Take each line of the entries below that contains "name" and copy it.

----------------

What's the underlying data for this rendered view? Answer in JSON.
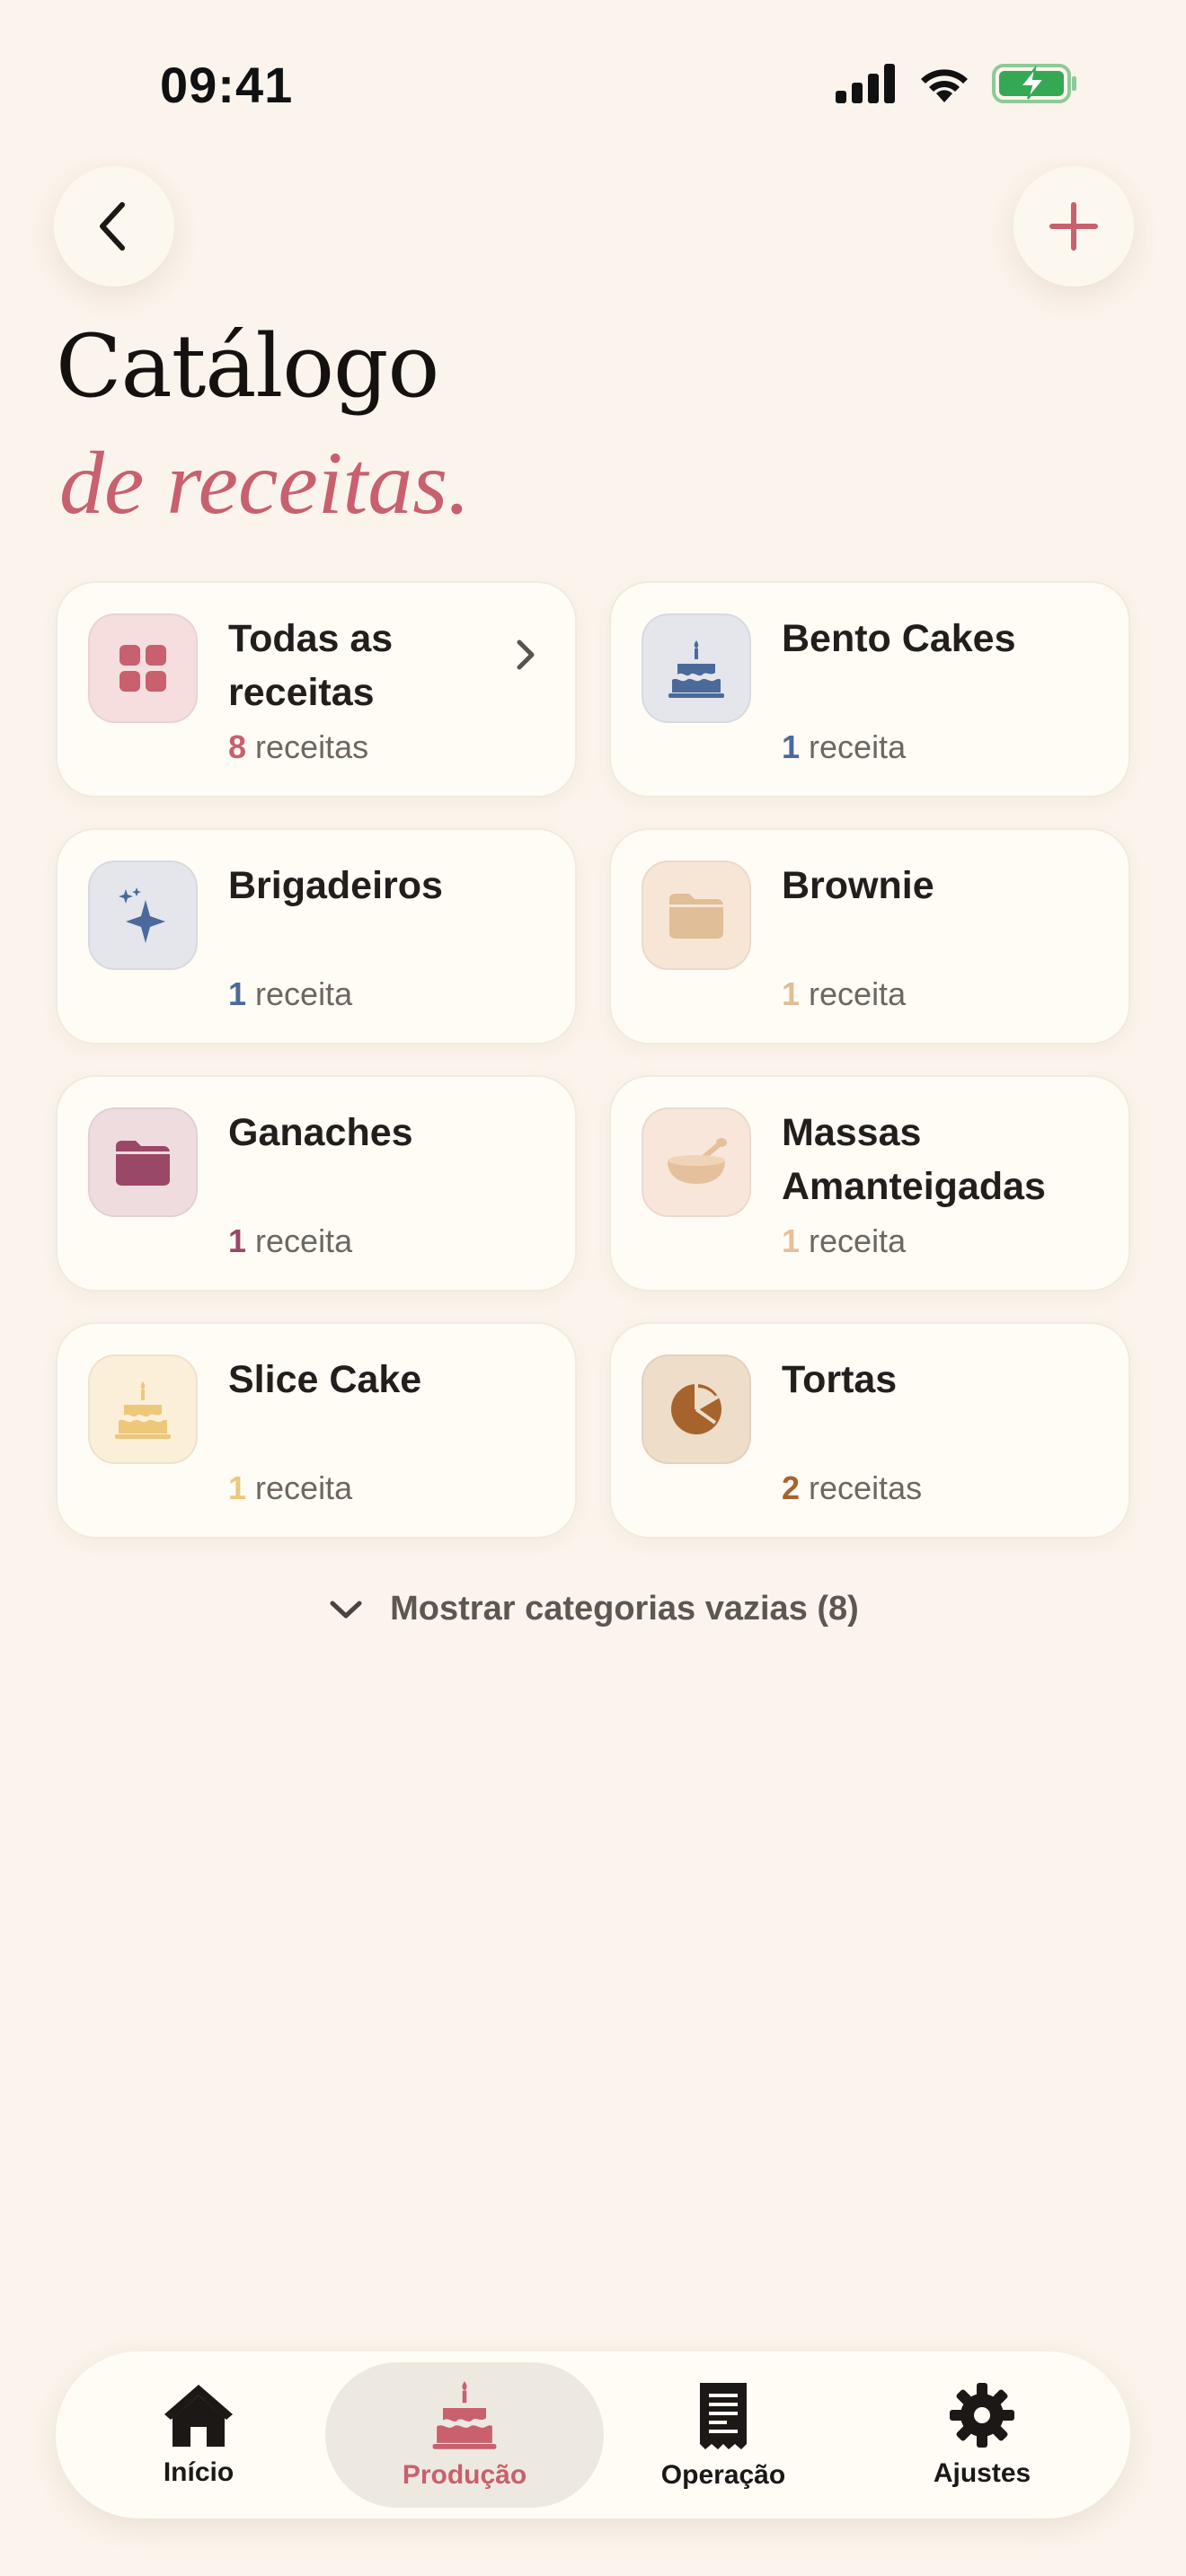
{
  "status_bar": {
    "time": "09:41"
  },
  "header": {
    "back_icon": "chevron-left-icon",
    "add_icon": "plus-icon",
    "title_line1": "Catálogo",
    "title_line2": "de receitas."
  },
  "categories": [
    {
      "name": "Todas as receitas",
      "count": "8",
      "unit": "receitas",
      "icon": "grid-icon",
      "accent": "#C8606E",
      "bg": "#F6DEDE",
      "has_chevron": true
    },
    {
      "name": "Bento Cakes",
      "count": "1",
      "unit": "receita",
      "icon": "cake-icon",
      "accent": "#4B6A9B",
      "bg": "#E4E6EC"
    },
    {
      "name": "Brigadeiros",
      "count": "1",
      "unit": "receita",
      "icon": "sparkles-icon",
      "accent": "#4B6A9B",
      "bg": "#E4E6EC"
    },
    {
      "name": "Brownie",
      "count": "1",
      "unit": "receita",
      "icon": "folder-icon",
      "accent": "#E0BE98",
      "bg": "#F7E6D6"
    },
    {
      "name": "Ganaches",
      "count": "1",
      "unit": "receita",
      "icon": "folder-icon",
      "accent": "#9A4868",
      "bg": "#EFDCDF"
    },
    {
      "name": "Massas Amanteigadas",
      "count": "1",
      "unit": "receita",
      "icon": "mixing-bowl-icon",
      "accent": "#E5C09C",
      "bg": "#F7E6D9"
    },
    {
      "name": "Slice Cake",
      "count": "1",
      "unit": "receita",
      "icon": "cake-icon",
      "accent": "#EDC77A",
      "bg": "#FBEFD9"
    },
    {
      "name": "Tortas",
      "count": "2",
      "unit": "receitas",
      "icon": "pie-chart-icon",
      "accent": "#A6642C",
      "bg": "#EEDDC9"
    }
  ],
  "show_empty": {
    "label": "Mostrar categorias vazias (8)"
  },
  "tabs": [
    {
      "label": "Início",
      "icon": "home-icon",
      "active": false
    },
    {
      "label": "Produção",
      "icon": "cake-icon",
      "active": true
    },
    {
      "label": "Operação",
      "icon": "receipt-icon",
      "active": false
    },
    {
      "label": "Ajustes",
      "icon": "gear-icon",
      "active": false
    }
  ],
  "colors": {
    "background": "#FBF4EC",
    "accent": "#C8606E",
    "card": "#FFFCF6"
  }
}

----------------

Reply
      "name": "Todas as receitas",
      "name": "Bento Cakes",
      "name": "Brigadeiros",
      "name": "Brownie",
      "name": "Ganaches",
      "name": "Massas Amanteigadas",
      "name": "Slice Cake",
      "name": "Tortas",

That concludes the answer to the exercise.